I don't know if I have ever worked so hard for so little reward! This recipe takes so many hours. You have to allow the dough to rise and deflate, then refrigerate it overnight, finally it rises again and you bake it for a surprisingly short time.
Unlike many of the TWD baker's I found that I did indeed own a Kugelhopf pan. I think this marks the second time I have ever used it - when I purchaed it I was in a molded dessert phased and I thought it would make a lovely form for chocolate mousse!
I have been on vacation so I took the ingredients (and the pan) with me and baked the Kugelhopf while I was away. I did not have any problems with the recipe - it behaved exactly as Dorrie described - until it came time for the final rise.
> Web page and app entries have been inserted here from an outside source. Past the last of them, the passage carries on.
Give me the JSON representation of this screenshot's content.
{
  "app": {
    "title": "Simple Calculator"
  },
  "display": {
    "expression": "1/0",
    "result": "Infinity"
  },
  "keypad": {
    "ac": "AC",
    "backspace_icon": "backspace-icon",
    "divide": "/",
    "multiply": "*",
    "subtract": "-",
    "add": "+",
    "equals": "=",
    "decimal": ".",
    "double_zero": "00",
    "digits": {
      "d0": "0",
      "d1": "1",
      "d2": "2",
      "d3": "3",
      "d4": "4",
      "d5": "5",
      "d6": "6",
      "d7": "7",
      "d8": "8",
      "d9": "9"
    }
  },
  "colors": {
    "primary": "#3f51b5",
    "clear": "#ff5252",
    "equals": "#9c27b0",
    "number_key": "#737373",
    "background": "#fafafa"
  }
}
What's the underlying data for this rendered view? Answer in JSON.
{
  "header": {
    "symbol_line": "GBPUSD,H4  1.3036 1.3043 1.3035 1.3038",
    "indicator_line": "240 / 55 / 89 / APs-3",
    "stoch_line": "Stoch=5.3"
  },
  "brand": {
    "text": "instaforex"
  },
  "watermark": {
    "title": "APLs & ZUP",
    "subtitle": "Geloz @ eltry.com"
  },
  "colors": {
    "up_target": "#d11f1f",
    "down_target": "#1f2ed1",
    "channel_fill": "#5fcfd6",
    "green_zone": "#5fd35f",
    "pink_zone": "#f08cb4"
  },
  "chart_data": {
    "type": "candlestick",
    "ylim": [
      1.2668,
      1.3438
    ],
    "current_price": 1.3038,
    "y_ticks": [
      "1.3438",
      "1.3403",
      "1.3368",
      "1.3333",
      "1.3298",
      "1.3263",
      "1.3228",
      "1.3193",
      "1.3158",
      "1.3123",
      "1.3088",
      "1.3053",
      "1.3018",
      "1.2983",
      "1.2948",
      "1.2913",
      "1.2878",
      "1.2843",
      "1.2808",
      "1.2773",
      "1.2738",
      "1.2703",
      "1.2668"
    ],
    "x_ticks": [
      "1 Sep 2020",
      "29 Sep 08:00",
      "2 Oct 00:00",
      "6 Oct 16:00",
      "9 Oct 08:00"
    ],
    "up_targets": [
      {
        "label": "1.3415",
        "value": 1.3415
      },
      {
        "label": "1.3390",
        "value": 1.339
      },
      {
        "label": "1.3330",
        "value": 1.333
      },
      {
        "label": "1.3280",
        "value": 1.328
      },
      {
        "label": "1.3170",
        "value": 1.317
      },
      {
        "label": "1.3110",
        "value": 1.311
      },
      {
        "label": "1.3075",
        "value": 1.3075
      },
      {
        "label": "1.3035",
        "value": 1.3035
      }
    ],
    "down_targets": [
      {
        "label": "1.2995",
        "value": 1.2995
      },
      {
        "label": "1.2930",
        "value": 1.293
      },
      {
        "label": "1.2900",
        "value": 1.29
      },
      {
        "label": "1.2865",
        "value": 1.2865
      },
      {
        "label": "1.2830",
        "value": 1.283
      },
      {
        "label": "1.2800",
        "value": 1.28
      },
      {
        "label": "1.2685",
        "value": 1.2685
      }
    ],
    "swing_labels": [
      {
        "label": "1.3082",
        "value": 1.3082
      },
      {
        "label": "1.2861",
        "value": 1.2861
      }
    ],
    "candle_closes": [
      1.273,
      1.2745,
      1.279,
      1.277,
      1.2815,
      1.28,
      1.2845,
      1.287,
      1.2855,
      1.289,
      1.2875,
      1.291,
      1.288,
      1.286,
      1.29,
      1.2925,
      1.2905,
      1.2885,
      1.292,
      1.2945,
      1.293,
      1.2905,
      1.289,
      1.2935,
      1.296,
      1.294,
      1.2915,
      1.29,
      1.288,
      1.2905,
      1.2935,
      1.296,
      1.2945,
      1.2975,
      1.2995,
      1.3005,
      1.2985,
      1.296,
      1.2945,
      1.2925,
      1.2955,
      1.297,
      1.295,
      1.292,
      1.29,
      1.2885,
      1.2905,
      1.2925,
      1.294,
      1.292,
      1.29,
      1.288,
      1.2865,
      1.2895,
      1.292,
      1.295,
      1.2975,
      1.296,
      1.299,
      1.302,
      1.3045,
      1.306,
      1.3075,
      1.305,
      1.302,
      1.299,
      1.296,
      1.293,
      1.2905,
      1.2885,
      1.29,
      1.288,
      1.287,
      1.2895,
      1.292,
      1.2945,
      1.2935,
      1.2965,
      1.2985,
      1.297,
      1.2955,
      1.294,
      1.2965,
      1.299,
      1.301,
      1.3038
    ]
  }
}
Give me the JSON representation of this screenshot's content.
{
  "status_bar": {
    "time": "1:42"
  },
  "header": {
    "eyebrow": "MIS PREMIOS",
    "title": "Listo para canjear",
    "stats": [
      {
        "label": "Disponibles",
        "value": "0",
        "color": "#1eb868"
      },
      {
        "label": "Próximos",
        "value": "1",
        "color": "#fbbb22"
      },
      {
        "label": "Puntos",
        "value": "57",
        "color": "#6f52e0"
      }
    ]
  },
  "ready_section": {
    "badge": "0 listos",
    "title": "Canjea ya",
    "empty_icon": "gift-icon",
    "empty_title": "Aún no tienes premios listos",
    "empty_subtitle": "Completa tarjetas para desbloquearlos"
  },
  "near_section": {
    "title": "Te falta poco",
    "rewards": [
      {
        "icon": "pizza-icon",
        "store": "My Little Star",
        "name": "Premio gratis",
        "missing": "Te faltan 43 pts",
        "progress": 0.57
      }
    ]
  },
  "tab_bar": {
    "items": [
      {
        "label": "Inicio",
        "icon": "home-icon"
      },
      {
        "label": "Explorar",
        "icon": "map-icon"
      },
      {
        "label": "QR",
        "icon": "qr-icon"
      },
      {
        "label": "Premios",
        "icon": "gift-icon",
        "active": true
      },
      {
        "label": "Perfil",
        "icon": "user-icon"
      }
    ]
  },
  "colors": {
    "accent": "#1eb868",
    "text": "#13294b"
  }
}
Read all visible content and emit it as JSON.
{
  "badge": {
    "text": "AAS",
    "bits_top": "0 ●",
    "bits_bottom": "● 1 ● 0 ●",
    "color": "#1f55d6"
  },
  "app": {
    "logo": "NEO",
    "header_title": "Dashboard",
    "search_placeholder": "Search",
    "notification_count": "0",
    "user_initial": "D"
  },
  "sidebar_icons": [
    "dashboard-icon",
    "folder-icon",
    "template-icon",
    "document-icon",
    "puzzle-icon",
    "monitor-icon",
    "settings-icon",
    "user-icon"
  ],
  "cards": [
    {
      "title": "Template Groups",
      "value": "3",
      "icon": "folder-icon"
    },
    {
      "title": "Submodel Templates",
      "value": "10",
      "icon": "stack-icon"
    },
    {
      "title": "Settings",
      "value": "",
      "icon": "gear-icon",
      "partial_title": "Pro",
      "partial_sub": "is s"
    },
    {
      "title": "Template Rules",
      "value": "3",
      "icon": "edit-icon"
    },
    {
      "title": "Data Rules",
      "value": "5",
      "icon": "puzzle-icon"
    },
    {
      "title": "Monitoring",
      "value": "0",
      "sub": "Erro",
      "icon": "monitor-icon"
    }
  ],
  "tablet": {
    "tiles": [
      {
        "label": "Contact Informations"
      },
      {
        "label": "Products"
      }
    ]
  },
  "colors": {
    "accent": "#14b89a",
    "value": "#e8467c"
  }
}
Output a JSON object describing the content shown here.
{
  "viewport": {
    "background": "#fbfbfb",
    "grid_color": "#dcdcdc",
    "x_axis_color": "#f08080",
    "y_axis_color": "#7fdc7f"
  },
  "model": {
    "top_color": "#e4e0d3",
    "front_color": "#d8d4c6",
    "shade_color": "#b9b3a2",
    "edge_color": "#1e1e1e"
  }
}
Then the dough just decided it was done. After about four hours it was close to the top of the design in the pan, but it wasn't climbing any higher. I baked it anyway.
It puffed up a bit more and browned beautifully. Then came the moment of truth - the great unmolding! Semi-disaster - apparently I don't know what generous buttering consists of, because I could not get the Kugelhopf to release. Finally after much prodding and poking with a knife and a spatula I got the Kugelhopf out of the pan. I lost a bit off the side, but it was minor.
I immediately tried that bit but otherwise I actually did not try the cake/bread for two more days. As Dorrie says, it makes lovely toast. Really delicate light slices of toast. It isn't toast I would wait two days to get but it was lovely. Fresh from the oven my immediate thought was, boy this smells good . . . God this is bland. I'm glad Yolanda from All-purpose girl chose this recipe so I could find out what my pan was for and learn the ins and outs of Kugelhopf-ing!
I did not actually dislike the experience of baking it, I am just not sure it is worth all the time invested. I doubt I will be making Kugelhopf again - I think that pan is destined for a life of non-utility!